TRY IT
Images are to be dropped, and the rest of the data reproduced exactly.

ENTRIES SHOWN
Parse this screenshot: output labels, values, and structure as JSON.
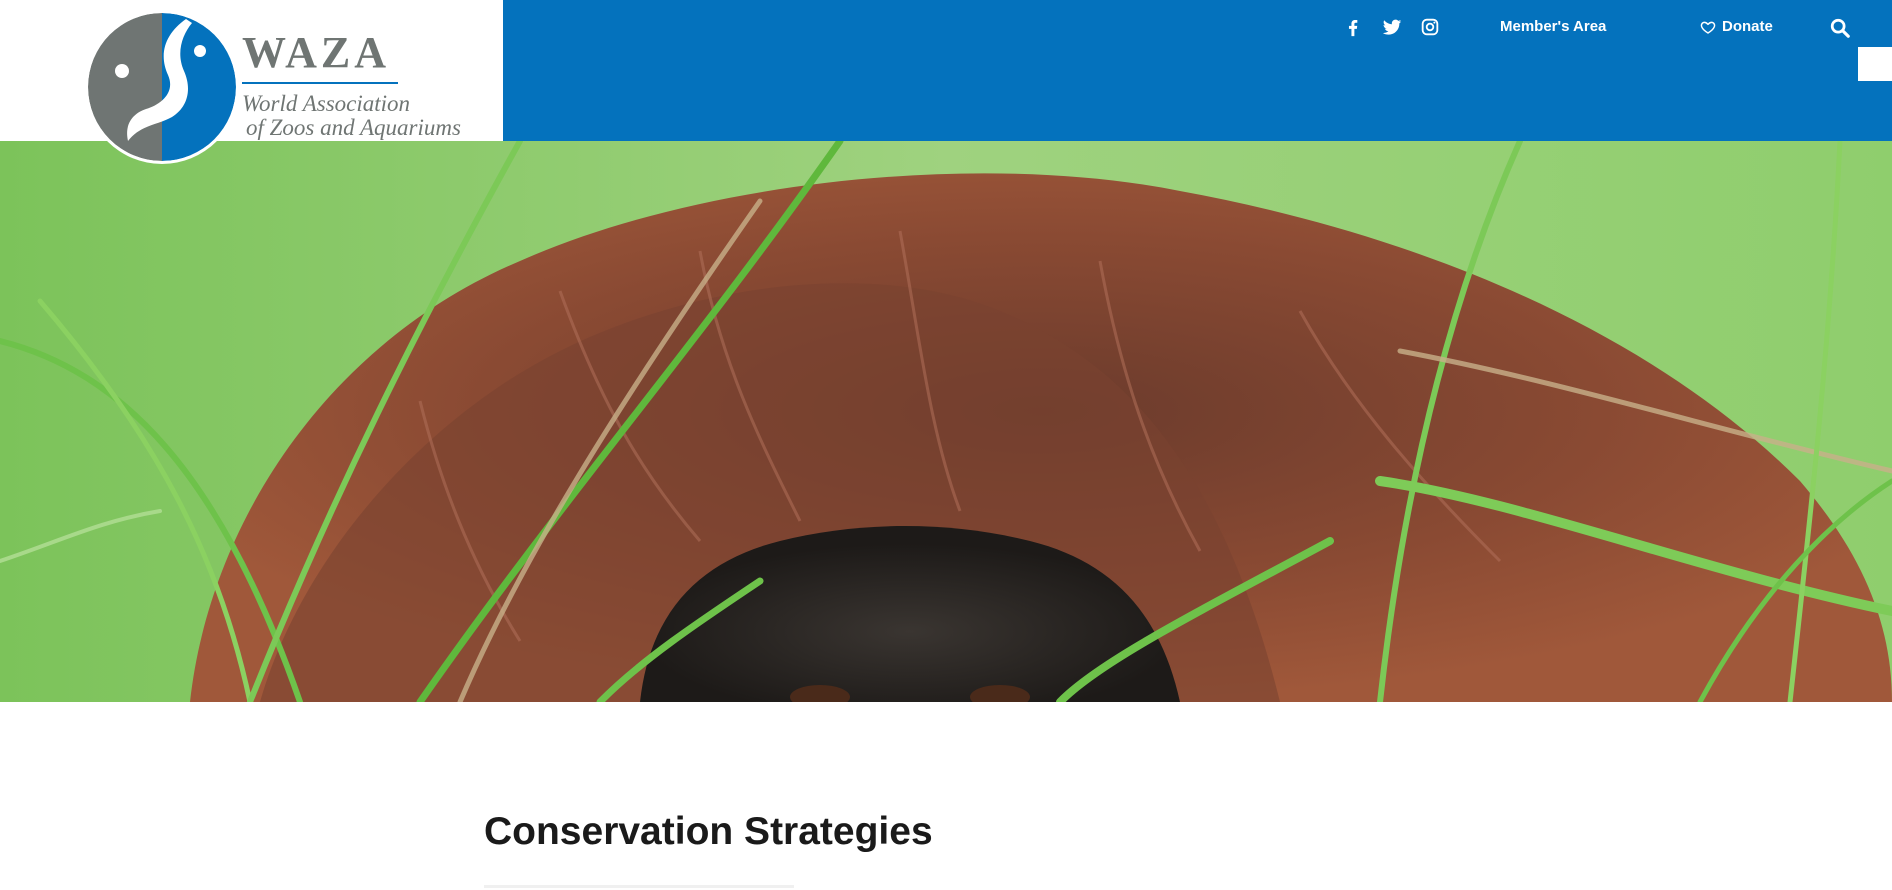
{
  "header": {
    "logo": {
      "word": "WAZA",
      "line1": "World Association",
      "line2": "of Zoos and Aquariums"
    },
    "social": [
      {
        "icon": "facebook-icon"
      },
      {
        "icon": "twitter-icon"
      },
      {
        "icon": "instagram-icon"
      }
    ],
    "members_label": "Member's Area",
    "donate_label": "Donate",
    "donate_icon": "heart-icon",
    "search_icon": "search-icon",
    "colors": {
      "topbar": "#0472bd",
      "logo_grey": "#6f7573"
    }
  },
  "hero": {
    "image": "orangutan-in-grass"
  },
  "main": {
    "title": "Conservation Strategies"
  }
}
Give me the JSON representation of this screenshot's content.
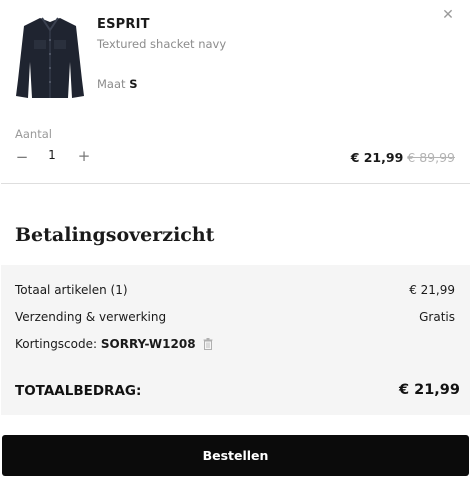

WRITTEN RESPONSE
Parse this screenshot: output labels, values, and structure as JSON.
{
  "header": {
    "logo": {
      "word": "WAZA",
      "line1": "World Association",
      "line2": "of Zoos and Aquariums"
    },
    "social": [
      {
        "icon": "facebook-icon"
      },
      {
        "icon": "twitter-icon"
      },
      {
        "icon": "instagram-icon"
      }
    ],
    "members_label": "Member's Area",
    "donate_label": "Donate",
    "donate_icon": "heart-icon",
    "search_icon": "search-icon",
    "colors": {
      "topbar": "#0472bd",
      "logo_grey": "#6f7573"
    }
  },
  "hero": {
    "image": "orangutan-in-grass"
  },
  "main": {
    "title": "Conservation Strategies"
  }
}
Give me the JSON representation of this screenshot's content.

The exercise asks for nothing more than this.